The second half of the equation was crafting the Edelweiss brand world in what was a fairly spontaneous shoot. The key here was to elevate the brand assets - the crisp blue and yellow colour palette in particular - and embrace a very modern and European cinematic aesthetic. Heineken partnered with Hi!Poly, a French creative studio with the filmmaking chops to create the sophisticated look that would be distinctly French while appealing to a largely Asian audience.
Similarly, the team went to town on the styling, bringing in elements of couture and French vintage fashion.
“We are very into details. We also like fashion, we like music, we like pop culture overall and we keep an eye on what's going on. So the colours of the brand are something we've been using, even in the ‘Fly’ campaign. This time, because we were partnering with Hi!Poly and they are used to the French films, I said ‘guys about you have the most beautiful wardrobe ever!
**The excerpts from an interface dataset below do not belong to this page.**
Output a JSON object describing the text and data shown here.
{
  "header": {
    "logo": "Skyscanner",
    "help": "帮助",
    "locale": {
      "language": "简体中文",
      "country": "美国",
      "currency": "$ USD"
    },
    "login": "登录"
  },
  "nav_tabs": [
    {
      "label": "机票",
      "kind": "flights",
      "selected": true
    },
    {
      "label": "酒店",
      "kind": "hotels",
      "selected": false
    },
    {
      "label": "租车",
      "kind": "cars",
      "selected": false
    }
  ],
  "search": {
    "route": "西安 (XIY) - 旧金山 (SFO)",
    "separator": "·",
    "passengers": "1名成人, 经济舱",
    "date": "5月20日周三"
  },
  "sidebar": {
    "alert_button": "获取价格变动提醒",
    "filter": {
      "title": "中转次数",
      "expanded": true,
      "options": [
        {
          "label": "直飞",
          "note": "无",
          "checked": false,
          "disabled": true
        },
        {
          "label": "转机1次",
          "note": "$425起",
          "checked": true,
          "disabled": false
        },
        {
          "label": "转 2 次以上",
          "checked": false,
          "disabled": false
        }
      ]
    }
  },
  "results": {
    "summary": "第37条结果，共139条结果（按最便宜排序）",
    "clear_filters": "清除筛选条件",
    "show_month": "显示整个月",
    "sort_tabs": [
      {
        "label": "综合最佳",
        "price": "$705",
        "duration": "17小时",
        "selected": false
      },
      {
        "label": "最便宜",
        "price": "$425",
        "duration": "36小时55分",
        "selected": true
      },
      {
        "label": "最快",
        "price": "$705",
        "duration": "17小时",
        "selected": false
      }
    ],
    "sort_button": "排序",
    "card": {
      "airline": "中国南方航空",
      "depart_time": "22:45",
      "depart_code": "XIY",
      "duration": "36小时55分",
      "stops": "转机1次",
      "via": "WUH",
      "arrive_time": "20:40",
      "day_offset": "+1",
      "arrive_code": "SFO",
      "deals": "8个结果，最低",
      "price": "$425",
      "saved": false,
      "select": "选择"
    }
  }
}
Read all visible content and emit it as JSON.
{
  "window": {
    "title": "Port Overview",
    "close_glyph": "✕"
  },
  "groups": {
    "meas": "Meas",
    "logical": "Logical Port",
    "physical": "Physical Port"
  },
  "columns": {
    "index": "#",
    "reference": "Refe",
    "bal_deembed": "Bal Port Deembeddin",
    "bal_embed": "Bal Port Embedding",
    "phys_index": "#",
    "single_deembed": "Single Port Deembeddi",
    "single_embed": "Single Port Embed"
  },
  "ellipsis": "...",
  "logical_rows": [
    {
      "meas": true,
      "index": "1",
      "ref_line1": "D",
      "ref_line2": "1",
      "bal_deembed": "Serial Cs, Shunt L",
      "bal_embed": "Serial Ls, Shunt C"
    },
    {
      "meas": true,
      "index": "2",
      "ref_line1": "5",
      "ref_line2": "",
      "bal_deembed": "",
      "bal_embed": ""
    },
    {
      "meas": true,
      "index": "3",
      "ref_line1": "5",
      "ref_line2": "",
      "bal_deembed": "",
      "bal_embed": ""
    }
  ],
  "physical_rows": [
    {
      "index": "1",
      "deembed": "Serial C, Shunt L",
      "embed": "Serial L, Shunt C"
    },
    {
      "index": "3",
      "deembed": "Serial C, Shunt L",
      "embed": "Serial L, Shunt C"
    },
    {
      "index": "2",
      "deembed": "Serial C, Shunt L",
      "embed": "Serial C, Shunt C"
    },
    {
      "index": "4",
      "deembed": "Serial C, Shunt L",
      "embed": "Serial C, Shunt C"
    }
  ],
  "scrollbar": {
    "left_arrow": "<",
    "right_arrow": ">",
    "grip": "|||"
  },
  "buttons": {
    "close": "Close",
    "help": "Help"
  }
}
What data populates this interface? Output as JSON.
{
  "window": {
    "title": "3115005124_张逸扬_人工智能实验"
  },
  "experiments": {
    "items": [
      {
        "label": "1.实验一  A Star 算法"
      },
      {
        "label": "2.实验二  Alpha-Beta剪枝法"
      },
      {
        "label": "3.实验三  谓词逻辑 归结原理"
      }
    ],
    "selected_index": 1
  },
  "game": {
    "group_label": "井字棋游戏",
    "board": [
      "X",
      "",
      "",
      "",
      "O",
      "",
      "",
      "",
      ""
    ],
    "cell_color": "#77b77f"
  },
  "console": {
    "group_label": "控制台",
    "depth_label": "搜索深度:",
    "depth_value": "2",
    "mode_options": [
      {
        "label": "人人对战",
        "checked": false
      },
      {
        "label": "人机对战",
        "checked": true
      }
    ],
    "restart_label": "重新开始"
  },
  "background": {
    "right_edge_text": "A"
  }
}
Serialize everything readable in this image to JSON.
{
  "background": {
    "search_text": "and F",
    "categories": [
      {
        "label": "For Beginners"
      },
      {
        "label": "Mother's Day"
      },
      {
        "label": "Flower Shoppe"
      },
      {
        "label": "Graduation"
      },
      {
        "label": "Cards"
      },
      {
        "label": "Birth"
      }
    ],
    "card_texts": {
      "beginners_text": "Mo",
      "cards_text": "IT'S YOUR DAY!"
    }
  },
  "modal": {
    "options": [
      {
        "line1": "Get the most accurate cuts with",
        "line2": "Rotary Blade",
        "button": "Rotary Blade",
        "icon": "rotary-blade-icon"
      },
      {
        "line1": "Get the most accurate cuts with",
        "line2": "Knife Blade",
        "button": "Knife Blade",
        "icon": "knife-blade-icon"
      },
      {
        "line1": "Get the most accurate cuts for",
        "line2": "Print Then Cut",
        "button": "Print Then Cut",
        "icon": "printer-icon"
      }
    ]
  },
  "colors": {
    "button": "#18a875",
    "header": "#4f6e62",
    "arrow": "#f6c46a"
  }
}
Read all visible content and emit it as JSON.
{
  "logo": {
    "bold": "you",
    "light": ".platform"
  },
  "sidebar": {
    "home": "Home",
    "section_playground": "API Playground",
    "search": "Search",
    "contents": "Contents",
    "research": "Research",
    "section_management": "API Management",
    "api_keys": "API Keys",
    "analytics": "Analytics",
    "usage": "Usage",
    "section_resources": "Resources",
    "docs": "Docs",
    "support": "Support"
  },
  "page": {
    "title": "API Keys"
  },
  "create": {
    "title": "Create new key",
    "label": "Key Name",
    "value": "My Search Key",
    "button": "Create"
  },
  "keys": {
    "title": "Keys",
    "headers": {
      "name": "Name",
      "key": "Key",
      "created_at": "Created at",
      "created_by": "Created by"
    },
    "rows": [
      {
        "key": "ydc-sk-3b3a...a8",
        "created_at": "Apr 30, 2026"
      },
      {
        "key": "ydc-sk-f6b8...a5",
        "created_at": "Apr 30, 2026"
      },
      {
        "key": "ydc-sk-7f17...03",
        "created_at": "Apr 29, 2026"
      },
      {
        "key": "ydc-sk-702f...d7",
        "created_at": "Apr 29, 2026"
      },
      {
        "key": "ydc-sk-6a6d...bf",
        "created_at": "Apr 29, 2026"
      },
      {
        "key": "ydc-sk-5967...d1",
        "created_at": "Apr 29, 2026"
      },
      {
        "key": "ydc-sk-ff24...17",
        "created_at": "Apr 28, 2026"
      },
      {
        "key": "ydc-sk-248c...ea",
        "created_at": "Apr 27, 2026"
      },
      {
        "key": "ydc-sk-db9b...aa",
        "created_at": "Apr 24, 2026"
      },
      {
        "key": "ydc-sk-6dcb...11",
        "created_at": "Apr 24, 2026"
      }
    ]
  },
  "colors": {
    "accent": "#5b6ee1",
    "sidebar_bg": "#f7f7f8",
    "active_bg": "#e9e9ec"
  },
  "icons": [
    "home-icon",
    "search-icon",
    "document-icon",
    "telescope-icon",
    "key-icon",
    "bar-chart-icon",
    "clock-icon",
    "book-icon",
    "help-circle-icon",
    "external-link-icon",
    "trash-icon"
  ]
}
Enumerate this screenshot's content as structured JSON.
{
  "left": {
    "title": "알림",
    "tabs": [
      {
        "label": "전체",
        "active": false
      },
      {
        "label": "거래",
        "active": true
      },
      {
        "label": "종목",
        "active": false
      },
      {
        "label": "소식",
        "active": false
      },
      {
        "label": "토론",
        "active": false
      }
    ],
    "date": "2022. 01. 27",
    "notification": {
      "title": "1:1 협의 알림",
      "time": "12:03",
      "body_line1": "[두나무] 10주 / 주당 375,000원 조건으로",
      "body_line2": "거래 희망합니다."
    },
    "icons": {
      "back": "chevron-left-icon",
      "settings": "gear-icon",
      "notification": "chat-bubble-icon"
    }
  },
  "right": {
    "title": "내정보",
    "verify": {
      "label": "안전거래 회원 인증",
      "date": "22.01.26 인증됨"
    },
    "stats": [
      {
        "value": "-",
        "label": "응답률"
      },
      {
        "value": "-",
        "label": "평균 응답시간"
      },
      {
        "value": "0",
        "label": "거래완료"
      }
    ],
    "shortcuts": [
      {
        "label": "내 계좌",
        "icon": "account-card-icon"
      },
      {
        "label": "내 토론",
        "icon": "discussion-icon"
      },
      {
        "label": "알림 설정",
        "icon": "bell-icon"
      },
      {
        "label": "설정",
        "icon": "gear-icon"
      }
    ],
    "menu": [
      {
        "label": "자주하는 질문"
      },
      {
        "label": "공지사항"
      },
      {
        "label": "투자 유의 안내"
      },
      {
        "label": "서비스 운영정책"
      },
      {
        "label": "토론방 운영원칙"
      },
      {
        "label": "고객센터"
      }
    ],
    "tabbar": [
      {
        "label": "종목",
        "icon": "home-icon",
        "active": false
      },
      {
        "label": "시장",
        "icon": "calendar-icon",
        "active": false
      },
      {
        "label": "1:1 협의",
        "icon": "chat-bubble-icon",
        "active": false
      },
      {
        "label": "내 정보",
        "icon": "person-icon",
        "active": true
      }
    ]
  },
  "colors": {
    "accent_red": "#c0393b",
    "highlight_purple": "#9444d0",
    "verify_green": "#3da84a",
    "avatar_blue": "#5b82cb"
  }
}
French couture style let's find what we can do and let's play with the colour code’,” recalls Marcelo. There were tailor-made outfits for the content creators and the team went hunting for vintage accessories in Paris.
The carefully considered details and art direction are a crucial part of Edelweiss’ international strategy. The beer has been borne of a contemporary twist on a 375-year-old Alpine brewing tradition - but there was no room for traditional cliches like cuckoo clocks and lederhosen, dark varnished wood and cowbells. They hold little relevance and resonance for the Asian and Chilean audience the brand is trying to reach and the team wants to craft a brand aesthetic that is suitably premium.
“Some people have a very strong opinion about the Alps; it’s like lederhosen and cuckoo clocks and so on. That's not what we want to do. That's not our Alps. It’s much more playful and modern,’ says Marcelo.
It certainly set out Edelweiss’s stall as a non-typical beer and made a huge contribution to building the brand’s foundations in new markets. “I think the first reaction is more like: what's going on here? There's a bit of a shock because this is not a typical beer ad but then, after they see it, they are so excited that they want to see it again. It has been very helpful for the brand. I think he's helped a lot to create brand awareness for new consumers and to people say ‘Oh, this is a very different brand. They don't do party people drinking and toasting in a bar.’”
And from Marcelo’s perspective, this new campaign translates that very deliberate brand aesthetic into a more collaborative space. During the production of ‘Alpine Spirit’, the influencers were supplied with all sorts of footage of them enjoying activities from paragliding and riding snowmobiles, which they could use, if they chose, in the creation of their own content. Many of the creators also shot their own stuff too - including, yes, there was the surprise marriage proposal. During the two weeks of production and for weeks after, the team saw some of the highest social media engagement the Heineken company has ever seen.
As a marketer, Marcelo reckons this project has been a real eye-opener and a lesson that crafted, precise brand-building and spontaneous collaboration do not need to be mutually exclusive.
“I learned a lot about being open to letting other people interpret your brand values and creating them. Because this is something marketeers are always a bit afraid of. Like, ‘Oh you're touching my brand. What are you going to do with my brand’. But I think in premium brands, if you partner with the right people, the magic can happen.”